Chapter 3 What is counselling?

Theories of counselling; The elements in a counselling relationship; Testing; The counselling interview; What does counselling achieve?

Chapter 4 Establishing a counselling service

The organization of the school; Aims and principles; Role limitations; Reaching our clients; The structuring of the groups; The autobiographical note; The standard interview; Individual problems; Relationships between the school staff and the counsellor; The organization of staff/counsellor relationships in the school; Counselling and school records; Criticism of staff and school organization; Staff group discussions; The counsellor's role in school policy; Conclusion

Chapter 5 The adolescent world

Parents; Siblings; Grandparents; Friends; Sparetime activities; Ambitions; Adolescent moods and general comments; Group discussion of these points; Questions about sex; Individuals; Communication; Confidentiality; A friendly adult; support; conclusion

Chapter 6 Action

Social services; Helping the parents; conclusion; Outside bodies; Parents; Interviews with parents; Other agencies; Referrals; The counsellor as go-between; The careers service; The head, the counsellor and the community; The counsellor's problem

Chapter 7 The counsellor as educator

Counselling and teaching; Counsellors and teachers; The welfare team; Authority, role diffusion and boundaries: some dangers; Theory into practice; Integration of pastoral and academic; Preventive work in lower school; Alternative provision in lower school; The appointment of counsellors; The welfare team; Group work for staff; in-service training; support from the psychiatric services; The in-service training role of the deputy head; Counselling and administration; A counselling approach to headship; The single-parent child in the inner-city school; Pastoral care: myth, mystique, mistake or misunderstanding

Chapter 8 New training initiatives

What are the aims of the school?; The school-to-work course; The rationale; Overall aim: meeting students' needs; Integration, support, negotiation, and progression; Evaluation; The course in detail; Overall view of the course; what we learned; The effects on the rest of the sixth-form curriculum

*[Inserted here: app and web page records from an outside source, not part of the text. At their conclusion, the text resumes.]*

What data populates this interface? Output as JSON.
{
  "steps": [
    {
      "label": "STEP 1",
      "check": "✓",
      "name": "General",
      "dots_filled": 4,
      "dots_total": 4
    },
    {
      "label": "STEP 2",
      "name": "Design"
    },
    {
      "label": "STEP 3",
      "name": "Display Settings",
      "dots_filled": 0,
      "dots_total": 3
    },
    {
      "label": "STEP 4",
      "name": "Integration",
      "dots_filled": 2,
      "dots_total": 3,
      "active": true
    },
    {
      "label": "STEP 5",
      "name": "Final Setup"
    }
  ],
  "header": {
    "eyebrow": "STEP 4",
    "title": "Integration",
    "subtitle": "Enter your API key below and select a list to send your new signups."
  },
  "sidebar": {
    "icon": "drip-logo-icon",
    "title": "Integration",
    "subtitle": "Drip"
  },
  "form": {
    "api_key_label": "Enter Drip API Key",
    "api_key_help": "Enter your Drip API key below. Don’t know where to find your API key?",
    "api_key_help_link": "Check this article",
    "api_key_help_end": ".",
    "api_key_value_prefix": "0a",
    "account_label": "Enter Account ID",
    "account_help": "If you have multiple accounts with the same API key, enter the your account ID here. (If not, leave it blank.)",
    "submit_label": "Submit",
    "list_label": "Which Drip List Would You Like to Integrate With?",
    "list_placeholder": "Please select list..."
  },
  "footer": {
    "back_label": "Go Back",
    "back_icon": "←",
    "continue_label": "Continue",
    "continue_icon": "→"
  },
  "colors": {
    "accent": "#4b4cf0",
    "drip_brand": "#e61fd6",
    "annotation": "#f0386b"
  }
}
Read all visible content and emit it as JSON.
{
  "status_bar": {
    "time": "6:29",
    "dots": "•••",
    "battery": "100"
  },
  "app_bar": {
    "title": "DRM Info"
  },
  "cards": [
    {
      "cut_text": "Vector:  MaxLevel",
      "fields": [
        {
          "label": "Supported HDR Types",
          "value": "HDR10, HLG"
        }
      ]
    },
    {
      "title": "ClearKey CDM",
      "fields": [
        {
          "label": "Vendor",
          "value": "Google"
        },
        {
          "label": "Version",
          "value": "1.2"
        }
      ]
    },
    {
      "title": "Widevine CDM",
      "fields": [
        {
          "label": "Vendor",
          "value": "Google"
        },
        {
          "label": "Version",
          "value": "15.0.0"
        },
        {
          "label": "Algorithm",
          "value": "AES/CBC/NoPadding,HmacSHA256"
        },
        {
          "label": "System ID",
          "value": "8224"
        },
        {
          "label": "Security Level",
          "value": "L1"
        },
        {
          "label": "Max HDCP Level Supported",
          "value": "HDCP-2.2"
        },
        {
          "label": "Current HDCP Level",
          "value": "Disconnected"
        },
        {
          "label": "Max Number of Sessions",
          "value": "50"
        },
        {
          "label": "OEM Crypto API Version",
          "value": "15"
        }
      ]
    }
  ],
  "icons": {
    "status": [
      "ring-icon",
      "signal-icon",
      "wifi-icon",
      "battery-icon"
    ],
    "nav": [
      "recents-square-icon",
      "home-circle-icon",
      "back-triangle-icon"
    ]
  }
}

Chapter 9 Young people's responses

The school-to-work students; The trainees

Prostscript Appendix Bibliography Index